**Provided records**
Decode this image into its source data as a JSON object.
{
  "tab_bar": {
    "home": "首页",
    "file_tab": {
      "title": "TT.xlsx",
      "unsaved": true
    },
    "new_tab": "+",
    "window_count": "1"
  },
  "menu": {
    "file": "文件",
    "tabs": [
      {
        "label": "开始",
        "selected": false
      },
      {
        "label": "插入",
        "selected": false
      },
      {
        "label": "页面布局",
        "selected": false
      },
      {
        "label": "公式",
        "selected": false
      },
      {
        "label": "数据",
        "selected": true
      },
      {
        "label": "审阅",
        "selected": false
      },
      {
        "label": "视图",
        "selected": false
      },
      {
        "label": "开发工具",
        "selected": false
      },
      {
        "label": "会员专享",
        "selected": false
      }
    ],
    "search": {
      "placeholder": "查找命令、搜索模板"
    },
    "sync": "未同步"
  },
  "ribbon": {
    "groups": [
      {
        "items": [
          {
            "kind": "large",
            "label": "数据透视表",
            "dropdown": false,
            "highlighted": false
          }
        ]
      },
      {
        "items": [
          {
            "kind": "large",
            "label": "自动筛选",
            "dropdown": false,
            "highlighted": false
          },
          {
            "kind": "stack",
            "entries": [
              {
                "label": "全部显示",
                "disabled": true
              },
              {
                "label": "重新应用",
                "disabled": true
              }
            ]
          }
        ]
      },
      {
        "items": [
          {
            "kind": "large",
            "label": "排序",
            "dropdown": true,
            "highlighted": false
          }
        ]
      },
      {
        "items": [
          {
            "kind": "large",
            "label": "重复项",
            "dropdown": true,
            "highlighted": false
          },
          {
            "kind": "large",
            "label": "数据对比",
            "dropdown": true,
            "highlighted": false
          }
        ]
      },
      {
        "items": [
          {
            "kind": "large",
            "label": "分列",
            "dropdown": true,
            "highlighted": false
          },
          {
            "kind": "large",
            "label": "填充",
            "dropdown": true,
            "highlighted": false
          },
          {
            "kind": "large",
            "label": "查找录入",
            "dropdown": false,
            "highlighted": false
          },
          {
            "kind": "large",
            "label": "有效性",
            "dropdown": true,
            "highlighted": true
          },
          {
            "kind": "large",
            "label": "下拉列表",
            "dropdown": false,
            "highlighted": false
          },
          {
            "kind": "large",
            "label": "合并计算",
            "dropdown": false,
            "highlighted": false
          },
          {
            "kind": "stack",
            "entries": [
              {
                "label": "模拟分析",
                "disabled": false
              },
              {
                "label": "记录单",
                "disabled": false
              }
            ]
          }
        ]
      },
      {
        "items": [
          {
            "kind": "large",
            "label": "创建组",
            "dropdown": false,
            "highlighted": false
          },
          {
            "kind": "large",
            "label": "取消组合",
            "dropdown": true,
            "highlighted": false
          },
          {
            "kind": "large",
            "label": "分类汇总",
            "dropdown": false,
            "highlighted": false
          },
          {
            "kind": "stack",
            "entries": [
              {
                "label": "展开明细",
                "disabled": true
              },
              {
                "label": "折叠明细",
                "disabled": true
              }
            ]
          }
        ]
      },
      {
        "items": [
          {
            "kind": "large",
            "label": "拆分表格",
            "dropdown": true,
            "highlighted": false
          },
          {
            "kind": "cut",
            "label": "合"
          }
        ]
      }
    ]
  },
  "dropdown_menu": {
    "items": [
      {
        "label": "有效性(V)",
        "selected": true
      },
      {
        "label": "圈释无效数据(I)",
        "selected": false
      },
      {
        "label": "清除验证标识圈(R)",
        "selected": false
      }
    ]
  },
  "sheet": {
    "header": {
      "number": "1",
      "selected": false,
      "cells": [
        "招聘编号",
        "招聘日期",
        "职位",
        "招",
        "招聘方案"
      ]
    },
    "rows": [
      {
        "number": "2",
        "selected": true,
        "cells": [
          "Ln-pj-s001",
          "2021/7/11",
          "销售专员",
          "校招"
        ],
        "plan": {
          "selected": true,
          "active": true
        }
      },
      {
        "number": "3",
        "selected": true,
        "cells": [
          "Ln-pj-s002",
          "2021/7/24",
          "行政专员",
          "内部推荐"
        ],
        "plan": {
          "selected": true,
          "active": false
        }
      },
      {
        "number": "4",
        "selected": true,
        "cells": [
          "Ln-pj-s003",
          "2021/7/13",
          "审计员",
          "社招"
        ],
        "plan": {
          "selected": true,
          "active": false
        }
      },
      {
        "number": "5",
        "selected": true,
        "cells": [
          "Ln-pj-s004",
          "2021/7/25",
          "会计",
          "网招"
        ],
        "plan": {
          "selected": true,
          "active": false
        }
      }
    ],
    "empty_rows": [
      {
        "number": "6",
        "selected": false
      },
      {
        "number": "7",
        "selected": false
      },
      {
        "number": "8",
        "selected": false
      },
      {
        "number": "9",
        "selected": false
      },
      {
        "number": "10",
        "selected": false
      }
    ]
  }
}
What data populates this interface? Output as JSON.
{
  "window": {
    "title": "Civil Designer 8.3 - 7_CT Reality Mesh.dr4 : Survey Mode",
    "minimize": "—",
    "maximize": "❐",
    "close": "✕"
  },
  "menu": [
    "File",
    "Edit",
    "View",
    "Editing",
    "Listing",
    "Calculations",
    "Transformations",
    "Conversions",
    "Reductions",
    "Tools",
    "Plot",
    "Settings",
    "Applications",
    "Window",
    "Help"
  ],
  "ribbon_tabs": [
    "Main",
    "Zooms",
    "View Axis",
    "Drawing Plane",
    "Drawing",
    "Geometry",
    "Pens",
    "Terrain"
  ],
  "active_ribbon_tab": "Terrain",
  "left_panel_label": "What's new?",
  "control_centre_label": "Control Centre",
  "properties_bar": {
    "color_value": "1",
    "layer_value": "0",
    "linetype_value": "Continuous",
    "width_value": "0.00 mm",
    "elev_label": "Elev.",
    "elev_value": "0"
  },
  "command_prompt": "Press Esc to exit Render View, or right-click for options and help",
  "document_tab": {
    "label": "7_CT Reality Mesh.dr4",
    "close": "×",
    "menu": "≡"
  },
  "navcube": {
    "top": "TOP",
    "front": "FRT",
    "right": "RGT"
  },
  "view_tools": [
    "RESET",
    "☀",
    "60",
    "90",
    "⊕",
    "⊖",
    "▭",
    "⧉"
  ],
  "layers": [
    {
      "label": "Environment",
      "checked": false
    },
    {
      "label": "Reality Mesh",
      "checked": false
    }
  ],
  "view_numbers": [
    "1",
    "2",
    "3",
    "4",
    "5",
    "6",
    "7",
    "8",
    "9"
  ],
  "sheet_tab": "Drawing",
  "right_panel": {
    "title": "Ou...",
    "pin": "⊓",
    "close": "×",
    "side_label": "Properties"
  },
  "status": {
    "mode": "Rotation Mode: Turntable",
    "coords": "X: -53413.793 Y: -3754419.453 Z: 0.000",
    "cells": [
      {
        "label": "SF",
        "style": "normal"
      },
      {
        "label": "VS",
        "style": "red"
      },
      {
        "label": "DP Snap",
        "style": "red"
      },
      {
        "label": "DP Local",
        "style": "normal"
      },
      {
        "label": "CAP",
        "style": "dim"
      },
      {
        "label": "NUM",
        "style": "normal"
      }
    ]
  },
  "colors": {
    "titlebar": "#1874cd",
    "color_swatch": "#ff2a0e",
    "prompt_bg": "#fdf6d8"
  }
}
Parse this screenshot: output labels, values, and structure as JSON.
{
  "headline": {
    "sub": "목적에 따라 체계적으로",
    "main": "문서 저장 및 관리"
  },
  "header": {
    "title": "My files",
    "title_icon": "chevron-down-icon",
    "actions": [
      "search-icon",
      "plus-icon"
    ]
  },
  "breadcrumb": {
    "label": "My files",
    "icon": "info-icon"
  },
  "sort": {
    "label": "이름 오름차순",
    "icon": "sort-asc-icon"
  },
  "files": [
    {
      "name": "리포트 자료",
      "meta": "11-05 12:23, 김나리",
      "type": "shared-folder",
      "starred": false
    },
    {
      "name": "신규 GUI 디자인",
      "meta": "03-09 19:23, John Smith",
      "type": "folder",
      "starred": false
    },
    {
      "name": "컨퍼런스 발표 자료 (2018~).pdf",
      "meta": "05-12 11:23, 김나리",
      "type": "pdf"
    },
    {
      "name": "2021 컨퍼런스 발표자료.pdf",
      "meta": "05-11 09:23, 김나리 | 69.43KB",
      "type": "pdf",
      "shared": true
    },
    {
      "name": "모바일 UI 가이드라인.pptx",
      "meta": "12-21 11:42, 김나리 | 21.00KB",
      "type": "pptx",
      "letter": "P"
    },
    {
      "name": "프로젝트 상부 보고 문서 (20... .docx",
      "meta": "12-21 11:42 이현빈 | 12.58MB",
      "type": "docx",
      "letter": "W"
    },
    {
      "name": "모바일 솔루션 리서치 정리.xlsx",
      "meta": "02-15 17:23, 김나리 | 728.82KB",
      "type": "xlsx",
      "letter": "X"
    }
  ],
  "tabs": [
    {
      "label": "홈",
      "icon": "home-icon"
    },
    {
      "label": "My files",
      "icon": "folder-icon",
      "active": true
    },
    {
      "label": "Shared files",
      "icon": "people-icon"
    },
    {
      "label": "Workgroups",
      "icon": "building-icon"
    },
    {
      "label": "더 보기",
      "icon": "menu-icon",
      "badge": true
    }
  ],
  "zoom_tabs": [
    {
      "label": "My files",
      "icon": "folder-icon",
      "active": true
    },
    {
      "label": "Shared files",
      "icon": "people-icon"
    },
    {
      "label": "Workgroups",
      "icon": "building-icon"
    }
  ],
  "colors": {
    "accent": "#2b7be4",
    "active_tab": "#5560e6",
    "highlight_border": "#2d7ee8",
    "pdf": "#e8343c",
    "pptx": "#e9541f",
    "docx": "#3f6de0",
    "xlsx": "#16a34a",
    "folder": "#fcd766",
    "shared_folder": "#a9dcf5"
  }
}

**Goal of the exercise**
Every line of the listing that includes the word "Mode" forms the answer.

**Task solution**
    "title": "Civil Designer 8.3 - 7_CT Reality Mesh.dr4 : Survey Mode",
    "mode": "Rotation Mode: Turntable",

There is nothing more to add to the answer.